  • Looking at Lion it seems obvious that OS X and iOS are slowly converging. See also this post discussing Apple’s and Microsoft’s different approaches toward an operating system that unites tablet and desktop interaction.
  • File version management in Lion seems great – version control for the masses. I only wonder if apps need to explicitly support this or if it’s baked into the OS in such a way that existing apps can benefit from it without changes.
  • Mail search in Lion looks spectacular. As someone who doesn’t file e-mail, I will benefit tremendously from this.
  • Between notifications, lock screen changes and widgets the interface looks like it’s being pushed to it’s limits, maybe even beyond. I wonder if iOS 5 will still feel easy and intuitive to novices like the original iPhone did (my guess: probably not).
  • I wonder if Twitter integration extends to single sign on support in the browser. If it does, this could be a huge blow against Facebook Connect. Incidentally, i find it curious that Apple isn’t trying to establish Apple ID as your one, true online identity (also see this).
  • Safari Reader feature is a welcome addition to Mobile Safari, as I already use it heavily in Desktop Safari. I expect this to be even more useful on smaller screens. As a heavy Instapaper user I’m also curious how the Read Later feature will impact my usage of the service.
  • Geolocation based reminders are an interesting addition and this might just be the point where the concept moves beyond the geek realm into the mainstream. Or maybe it just turns out to not be particularly useful for most people. We will see.
  • A quick camera shortcut was overdue. Adding it to the lock screen makes it appear even more bloated though. I can’t help but think this should be a dedicated hardware button. Perhaps in the next iPhone revision…
  • Flags in Mail. Finally.
  • It’s about time that iPhones and iPads are no longer tied to Macs and PCs. iOS just caught up with Android in this regard and probably even leapfrogged them with document and media support.

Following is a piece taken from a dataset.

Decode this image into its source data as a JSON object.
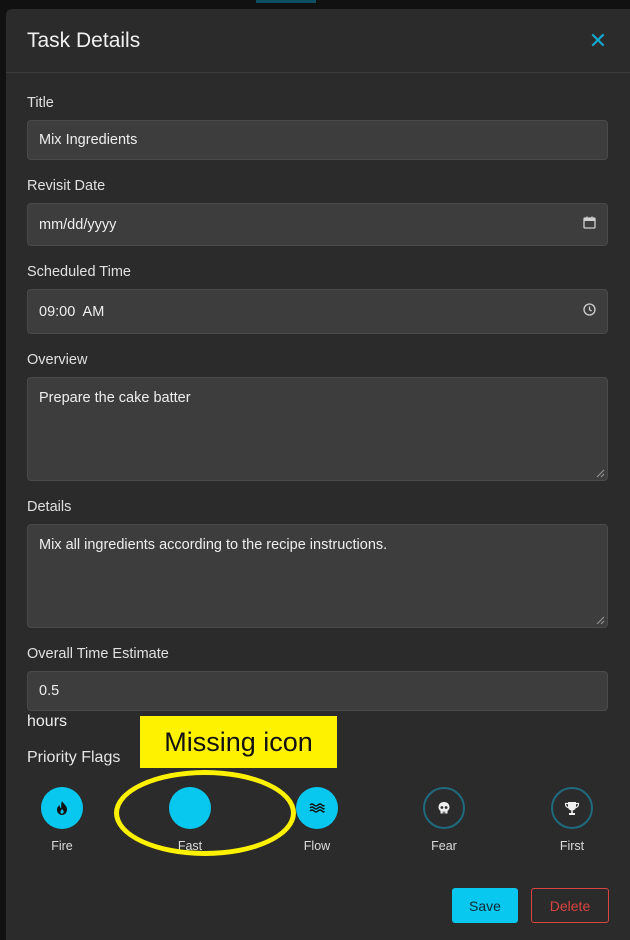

  • I’m surprised that iMessage isn’t supported in OS X. This could have been a welcome addition to or replacement for iChat and additionally would have driven adoption of the service. I’m rather certain it will eventually find its way into OS X, just as FaceTime did.
  • iPad screen mirroring over AirPlay seems promising. Curious what sort of apps will come of this.
  • iCloud file storage and syncing suggests that Apple believes files belong to one app. I’m not sure if I agree and / or like this. This will probably result in massive app lock-in, which incidentally would be in Apple’s interest.
  • If iCloud works well, it will be a game changer. If it doesn’t, it will probably be really painful for users. Let’s not forget mobile.me, so color me skeptical until proven otherwise.
  • iTunes Match almost seems too good a deal to be true, so i’m still weary about potential downsides.
  • Considering that most iCloud rumors focused so heavily on streaming as a major feature, its total absence is somewhat surprising. Kinda makes sense in a world where storage is (still?) so much cheaper than bandwidth, though.